(Interface dataset entries)

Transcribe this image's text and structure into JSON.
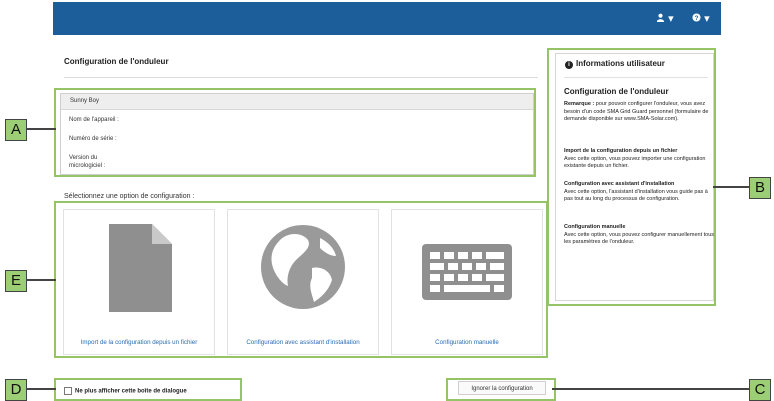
{
  "page": {
    "title": "Configuration de l'onduleur"
  },
  "topbar": {
    "user_icon": "user-icon",
    "help_icon": "help-icon",
    "caret": "▾"
  },
  "device": {
    "name": "Sunny Boy",
    "rows": [
      "Nom de l'appareil :",
      "Numéro de série :",
      "Version du",
      "micrologiciel :"
    ]
  },
  "select_label": "Sélectionnez une option de configuration :",
  "options": [
    {
      "label": "Import de la configuration depuis un fichier",
      "icon": "file-icon"
    },
    {
      "label": "Configuration avec assistant d'installation",
      "icon": "globe-icon"
    },
    {
      "label": "Configuration manuelle",
      "icon": "keyboard-icon"
    }
  ],
  "info": {
    "title": "Informations utilisateur",
    "subtitle": "Configuration de l'onduleur",
    "note_bold": "Remarque :",
    "note": " pour pouvoir configurer l'onduleur, vous avez besoin d'un code SMA Grid Guard personnel (formulaire de demande disponible sur www.SMA-Solar.com).",
    "sections": [
      {
        "heading": "Import de la configuration depuis un fichier",
        "text": "Avec cette option, vous pouvez importer une configuration existante depuis un fichier."
      },
      {
        "heading": "Configuration avec assistant d'installation",
        "text": "Avec cette option, l'assistant d'installation vous guide pas à pas tout au long du processus de configuration."
      },
      {
        "heading": "Configuration manuelle",
        "text": "Avec cette option, vous pouvez configurer manuellement tous les paramètres de l'onduleur."
      }
    ]
  },
  "checkbox_label": "Ne plus afficher cette boîte de dialogue",
  "ignore_button": "Ignorer la configuration",
  "callouts": {
    "a": "A",
    "b": "B",
    "c": "C",
    "d": "D",
    "e": "E"
  },
  "colors": {
    "topbar": "#1b5e9a",
    "callout_green": "#95c468",
    "link_blue": "#2a6cb3"
  }
}
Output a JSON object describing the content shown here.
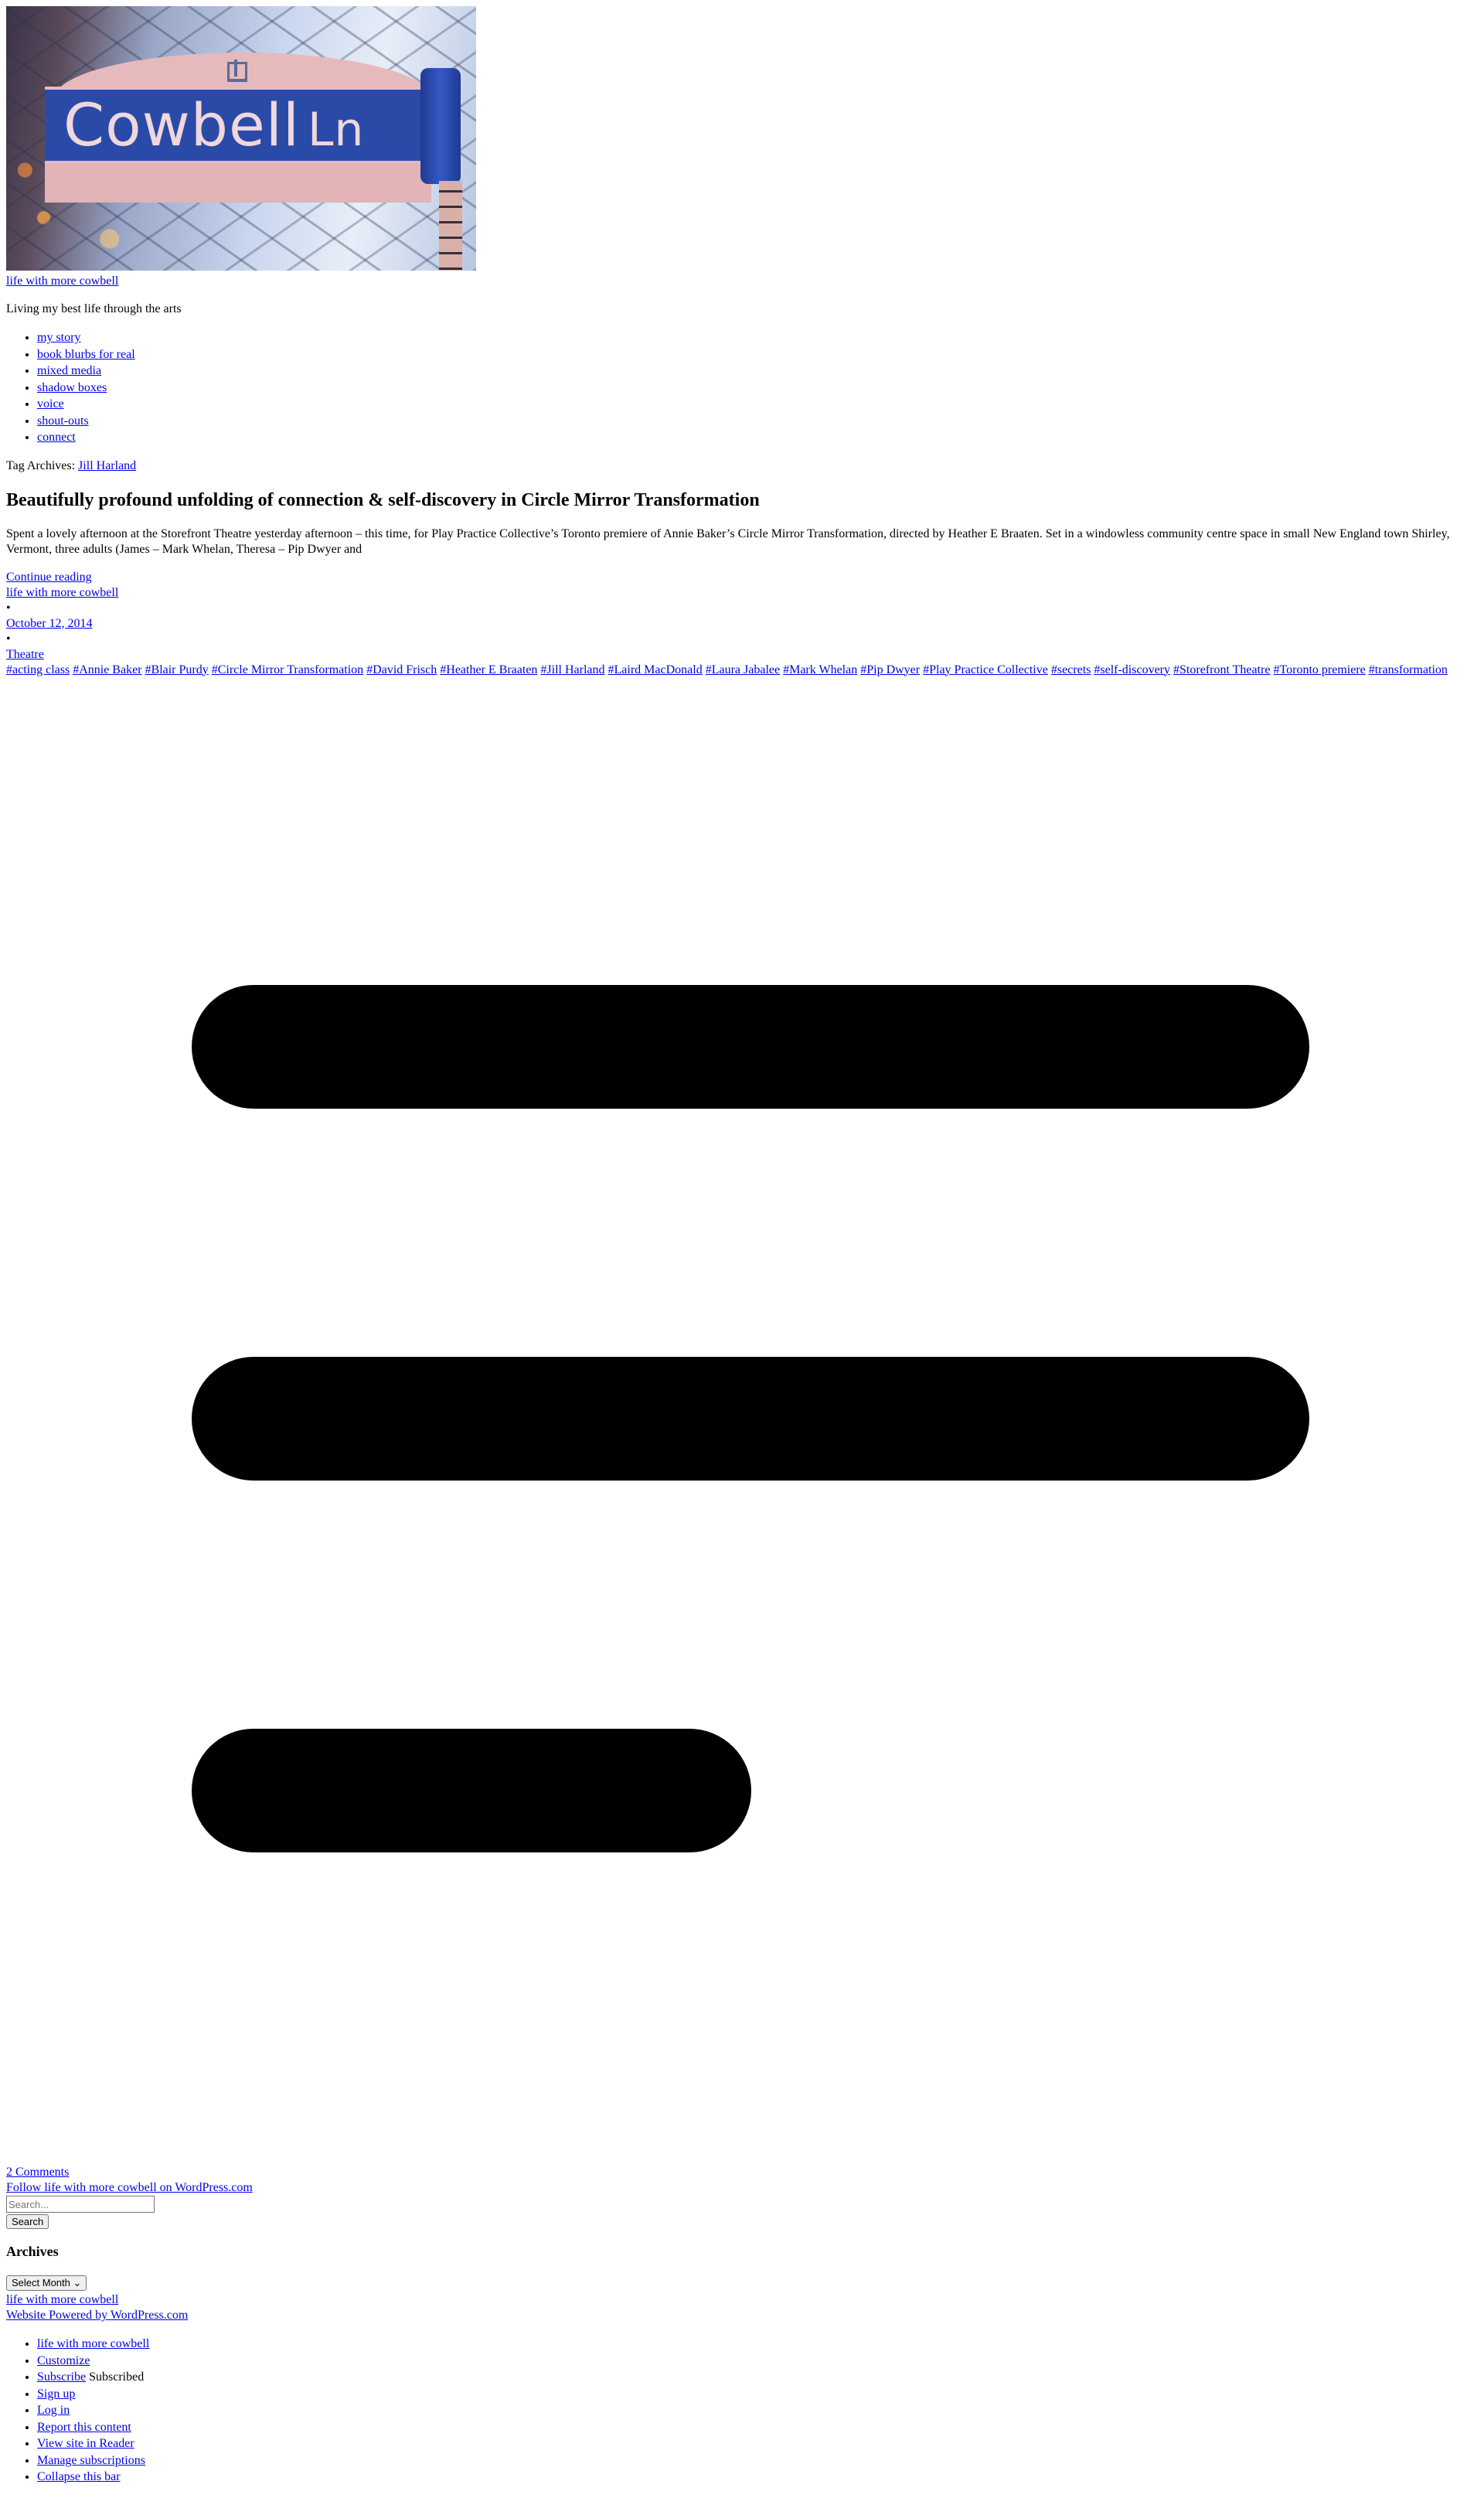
{
  "header": {
    "sign_main": "Cowbell",
    "sign_suffix": "Ln",
    "site_title": "life with more cowbell",
    "tagline": "Living my best life through the arts"
  },
  "nav": {
    "items": [
      "my story",
      "book blurbs for real",
      "mixed media",
      "shadow boxes",
      "voice",
      "shout-outs",
      "connect"
    ]
  },
  "archive": {
    "prefix": "Tag Archives:",
    "tag": "Jill Harland"
  },
  "post": {
    "title": "Beautifully profound unfolding of connection & self-discovery in Circle Mirror Transformation",
    "excerpt": "Spent a lovely afternoon at the Storefront Theatre yesterday afternoon – this time, for Play Practice Collective’s Toronto premiere of Annie Baker’s Circle Mirror Transformation, directed by Heather E Braaten. Set in a windowless community centre space in small New England town Shirley, Vermont, three adults (James – Mark Whelan, Theresa – Pip Dwyer and",
    "continue": "Continue reading",
    "author": "life with more cowbell",
    "bullet": "•",
    "date": "October 12, 2014",
    "category": "Theatre",
    "tags": [
      "#acting class",
      "#Annie Baker",
      "#Blair Purdy",
      "#Circle Mirror Transformation",
      "#David Frisch",
      "#Heather E Braaten",
      "#Jill Harland",
      "#Laird MacDonald",
      "#Laura Jabalee",
      "#Mark Whelan",
      "#Pip Dwyer",
      "#Play Practice Collective",
      "#secrets",
      "#self-discovery",
      "#Storefront Theatre",
      "#Toronto premiere",
      "#transformation"
    ],
    "comments": "2 Comments"
  },
  "sidebar": {
    "follow": "Follow life with more cowbell on WordPress.com",
    "search_placeholder": "Search...",
    "search_button": "Search",
    "archives_title": "Archives",
    "archives_select": "Select Month",
    "site_link": "life with more cowbell",
    "powered": "Website Powered by WordPress.com"
  },
  "admin_bar": {
    "items": [
      "life with more cowbell",
      "Customize",
      "Subscribe",
      "Sign up",
      "Log in",
      "Report this content",
      "View site in Reader",
      "Manage subscriptions",
      "Collapse this bar"
    ],
    "subscribed_label": "Subscribed"
  },
  "colors": {
    "link": "#0000ee",
    "text": "#000000",
    "placeholder_block": "#000000",
    "sign_blue": "#2a4aa8"
  }
}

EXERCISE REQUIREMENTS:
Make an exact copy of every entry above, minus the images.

THE ANSWER:
Transcribe this image's text and structure into JSON.
{
  "page": {
    "title": "Configuration de l'onduleur"
  },
  "topbar": {
    "user_icon": "user-icon",
    "help_icon": "help-icon",
    "caret": "▾"
  },
  "device": {
    "name": "Sunny Boy",
    "rows": [
      "Nom de l'appareil :",
      "Numéro de série :",
      "Version du",
      "micrologiciel :"
    ]
  },
  "select_label": "Sélectionnez une option de configuration :",
  "options": [
    {
      "label": "Import de la configuration depuis un fichier",
      "icon": "file-icon"
    },
    {
      "label": "Configuration avec assistant d'installation",
      "icon": "globe-icon"
    },
    {
      "label": "Configuration manuelle",
      "icon": "keyboard-icon"
    }
  ],
  "info": {
    "title": "Informations utilisateur",
    "subtitle": "Configuration de l'onduleur",
    "note_bold": "Remarque :",
    "note": " pour pouvoir configurer l'onduleur, vous avez besoin d'un code SMA Grid Guard personnel (formulaire de demande disponible sur www.SMA-Solar.com).",
    "sections": [
      {
        "heading": "Import de la configuration depuis un fichier",
        "text": "Avec cette option, vous pouvez importer une configuration existante depuis un fichier."
      },
      {
        "heading": "Configuration avec assistant d'installation",
        "text": "Avec cette option, l'assistant d'installation vous guide pas à pas tout au long du processus de configuration."
      },
      {
        "heading": "Configuration manuelle",
        "text": "Avec cette option, vous pouvez configurer manuellement tous les paramètres de l'onduleur."
      }
    ]
  },
  "checkbox_label": "Ne plus afficher cette boîte de dialogue",
  "ignore_button": "Ignorer la configuration",
  "callouts": {
    "a": "A",
    "b": "B",
    "c": "C",
    "d": "D",
    "e": "E"
  },
  "colors": {
    "topbar": "#1b5e9a",
    "callout_green": "#95c468",
    "link_blue": "#2a6cb3"
  }
}
Output a JSON object describing the content shown here.
{
  "header": {
    "sign_main": "Cowbell",
    "sign_suffix": "Ln",
    "site_title": "life with more cowbell",
    "tagline": "Living my best life through the arts"
  },
  "nav": {
    "items": [
      "my story",
      "book blurbs for real",
      "mixed media",
      "shadow boxes",
      "voice",
      "shout-outs",
      "connect"
    ]
  },
  "archive": {
    "prefix": "Tag Archives:",
    "tag": "Jill Harland"
  },
  "post": {
    "title": "Beautifully profound unfolding of connection & self-discovery in Circle Mirror Transformation",
    "excerpt": "Spent a lovely afternoon at the Storefront Theatre yesterday afternoon – this time, for Play Practice Collective’s Toronto premiere of Annie Baker’s Circle Mirror Transformation, directed by Heather E Braaten. Set in a windowless community centre space in small New England town Shirley, Vermont, three adults (James – Mark Whelan, Theresa – Pip Dwyer and",
    "continue": "Continue reading",
    "author": "life with more cowbell",
    "bullet": "•",
    "date": "October 12, 2014",
    "category": "Theatre",
    "tags": [
      "#acting class",
      "#Annie Baker",
      "#Blair Purdy",
      "#Circle Mirror Transformation",
      "#David Frisch",
      "#Heather E Braaten",
      "#Jill Harland",
      "#Laird MacDonald",
      "#Laura Jabalee",
      "#Mark Whelan",
      "#Pip Dwyer",
      "#Play Practice Collective",
      "#secrets",
      "#self-discovery",
      "#Storefront Theatre",
      "#Toronto premiere",
      "#transformation"
    ],
    "comments": "2 Comments"
  },
  "sidebar": {
    "follow": "Follow life with more cowbell on WordPress.com",
    "search_placeholder": "Search...",
    "search_button": "Search",
    "archives_title": "Archives",
    "archives_select": "Select Month",
    "site_link": "life with more cowbell",
    "powered": "Website Powered by WordPress.com"
  },
  "admin_bar": {
    "items": [
      "life with more cowbell",
      "Customize",
      "Subscribe",
      "Sign up",
      "Log in",
      "Report this content",
      "View site in Reader",
      "Manage subscriptions",
      "Collapse this bar"
    ],
    "subscribed_label": "Subscribed"
  },
  "colors": {
    "link": "#0000ee",
    "text": "#000000",
    "placeholder_block": "#000000",
    "sign_blue": "#2a4aa8"
  }
}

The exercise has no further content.